Workers have suffered near-daily setbacks in their race to cool the plant's reactors since they were slammed by the tsunami, which also destroyed hundreds of miles of coastline and killed as many as 25,000 people.
But there was a rare bit of good news Wednesday when workers finally halted a leak of highly contaminated water into the ocean that had raised concerns about the safety of seafood.
Officials had said the runoff would quickly dissipate in the vast Pacific, but the mere suggestion that fish from the country that gave the world sushi could be at any risk stirred worries throughout the fishing industry.
In the coastal town of Ofunato, Takeyoshi Chiba, who runs the town's wholesale market, is warily watching the developments at the plant, about 120 miles (200 kilometers) down the coast.
"There is a chance that the water from Fukushima will come here," he said, explaining that fishermen in the area still haven't managed to get out to sea again, after the tsunami destroyed nearly all of their boats. "If Tokyo decides to ban purchases from here, we're out of business."
After radiation in waters near the plant was measured at several million times the legal limit and elevated levels were found in some fish, the government on Monday set its first standard on acceptable levels of radiation in seafood.
"Right now, just because the leak has stopped, we are not relieved yet," Chief Cabinet Secretary Yukio Edano said. "We are checking whether the leak has completely stopped, or whether there may be other leaks."
But the good news appeared to be holding Wednesday: By afternoon, radiation at a point 360 yards (330 meters) off the coast was 280 times the legal limit, down from a high of more than 4,000.

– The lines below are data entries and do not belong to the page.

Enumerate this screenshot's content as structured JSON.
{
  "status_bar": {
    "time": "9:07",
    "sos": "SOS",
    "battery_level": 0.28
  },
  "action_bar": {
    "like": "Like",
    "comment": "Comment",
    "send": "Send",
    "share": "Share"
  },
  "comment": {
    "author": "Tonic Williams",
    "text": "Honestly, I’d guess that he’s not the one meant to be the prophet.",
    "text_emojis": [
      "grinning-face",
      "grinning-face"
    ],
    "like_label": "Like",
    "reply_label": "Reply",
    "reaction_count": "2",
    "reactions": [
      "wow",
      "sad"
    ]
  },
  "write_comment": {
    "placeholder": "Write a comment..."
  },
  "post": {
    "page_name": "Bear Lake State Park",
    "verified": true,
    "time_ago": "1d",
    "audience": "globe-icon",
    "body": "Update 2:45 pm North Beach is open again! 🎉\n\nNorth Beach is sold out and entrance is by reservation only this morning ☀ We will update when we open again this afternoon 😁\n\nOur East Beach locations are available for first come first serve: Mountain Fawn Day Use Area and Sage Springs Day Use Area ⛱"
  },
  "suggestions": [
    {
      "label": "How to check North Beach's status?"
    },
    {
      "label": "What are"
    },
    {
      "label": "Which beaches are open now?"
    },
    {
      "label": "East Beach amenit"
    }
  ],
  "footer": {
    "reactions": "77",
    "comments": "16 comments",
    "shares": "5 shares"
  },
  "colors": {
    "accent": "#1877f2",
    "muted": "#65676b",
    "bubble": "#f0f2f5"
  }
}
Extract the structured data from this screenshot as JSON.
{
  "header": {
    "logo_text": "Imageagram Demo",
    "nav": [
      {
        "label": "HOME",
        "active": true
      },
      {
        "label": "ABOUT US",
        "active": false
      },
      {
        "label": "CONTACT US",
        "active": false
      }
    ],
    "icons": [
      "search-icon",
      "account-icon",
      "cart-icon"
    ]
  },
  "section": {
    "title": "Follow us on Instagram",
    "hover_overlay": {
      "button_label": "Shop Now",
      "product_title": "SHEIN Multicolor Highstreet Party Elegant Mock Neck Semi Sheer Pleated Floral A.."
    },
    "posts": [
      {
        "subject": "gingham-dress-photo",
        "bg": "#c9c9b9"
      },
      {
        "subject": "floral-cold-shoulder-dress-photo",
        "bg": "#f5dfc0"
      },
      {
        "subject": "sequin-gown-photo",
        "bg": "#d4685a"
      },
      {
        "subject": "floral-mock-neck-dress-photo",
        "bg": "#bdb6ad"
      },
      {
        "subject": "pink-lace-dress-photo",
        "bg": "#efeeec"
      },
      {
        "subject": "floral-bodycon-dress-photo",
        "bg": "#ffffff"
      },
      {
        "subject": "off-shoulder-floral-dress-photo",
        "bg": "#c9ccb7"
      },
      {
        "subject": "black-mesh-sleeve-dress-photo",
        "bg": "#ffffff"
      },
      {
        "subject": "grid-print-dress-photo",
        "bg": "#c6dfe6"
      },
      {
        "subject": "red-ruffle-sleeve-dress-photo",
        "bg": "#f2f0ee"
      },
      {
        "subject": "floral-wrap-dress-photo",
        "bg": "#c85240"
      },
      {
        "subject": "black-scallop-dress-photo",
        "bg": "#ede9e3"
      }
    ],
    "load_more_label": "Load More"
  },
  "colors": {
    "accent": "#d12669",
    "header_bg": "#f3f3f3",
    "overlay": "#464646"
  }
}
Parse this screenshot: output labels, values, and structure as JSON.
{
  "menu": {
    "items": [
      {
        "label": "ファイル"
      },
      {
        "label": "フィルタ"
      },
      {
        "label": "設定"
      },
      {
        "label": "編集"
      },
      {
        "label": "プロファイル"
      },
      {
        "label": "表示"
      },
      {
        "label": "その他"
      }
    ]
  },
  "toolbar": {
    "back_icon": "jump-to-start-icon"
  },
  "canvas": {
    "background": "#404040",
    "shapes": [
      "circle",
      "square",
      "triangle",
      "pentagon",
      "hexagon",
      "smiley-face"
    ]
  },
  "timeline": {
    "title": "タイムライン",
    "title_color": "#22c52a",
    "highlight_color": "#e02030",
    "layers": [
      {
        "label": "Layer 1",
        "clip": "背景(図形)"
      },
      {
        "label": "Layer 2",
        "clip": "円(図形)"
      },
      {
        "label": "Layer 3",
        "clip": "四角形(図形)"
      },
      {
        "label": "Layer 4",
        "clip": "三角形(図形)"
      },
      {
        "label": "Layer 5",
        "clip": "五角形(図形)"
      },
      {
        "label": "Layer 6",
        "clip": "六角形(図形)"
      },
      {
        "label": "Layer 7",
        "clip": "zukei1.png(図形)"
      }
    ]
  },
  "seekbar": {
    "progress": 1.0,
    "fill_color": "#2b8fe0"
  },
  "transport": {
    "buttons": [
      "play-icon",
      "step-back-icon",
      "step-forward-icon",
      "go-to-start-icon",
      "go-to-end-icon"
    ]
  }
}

Stemming the leak of highly radioactive water is progress because it limits the contamination of the surrounding environment, but it does not directly indicate progress on their primary goal: cooling the reactors and bringing them under control.
That mission has been hampered by highly contaminated water that is pooling throughout the plant, making it difficult or impossible to access some areas. And, in fact, the plugging of the leak could exacerbate pooling.
The pools have been an unavoidable side-effect of a makeshift cooling method: pumping water into the reactors and letting it gush out wherever it can. That messy process will continue until they can restore normal cooling systems — which recycle water, rather than spitting it out.
Getting rid of that pooling water has vexed TEPCO; it has ordered a floating storage facility and is also requesting a vessel that decontaminates water from Russia.
With those solutions not available for some time, the utility decided to take a drastic measure Monday: pumping 3 million gallons of less contaminated water into the sea to make room in a warehouse for the more highly radioactive water.
The warehouse is almost empty, and officials planned to check it thoroughly for any cracks before starting to fill it up again. The building is not meant to hold water, but it also hasn't leaked yet, so engineers decided it could make a safe receptacle.
"We must carefully check and repair the facility to make the water will not leak out and affect the environment," Nishiyama said.
Associated Press writer Noriko Kitano in Tokyo and Jay Alabaster in Ofunato contributed to this report.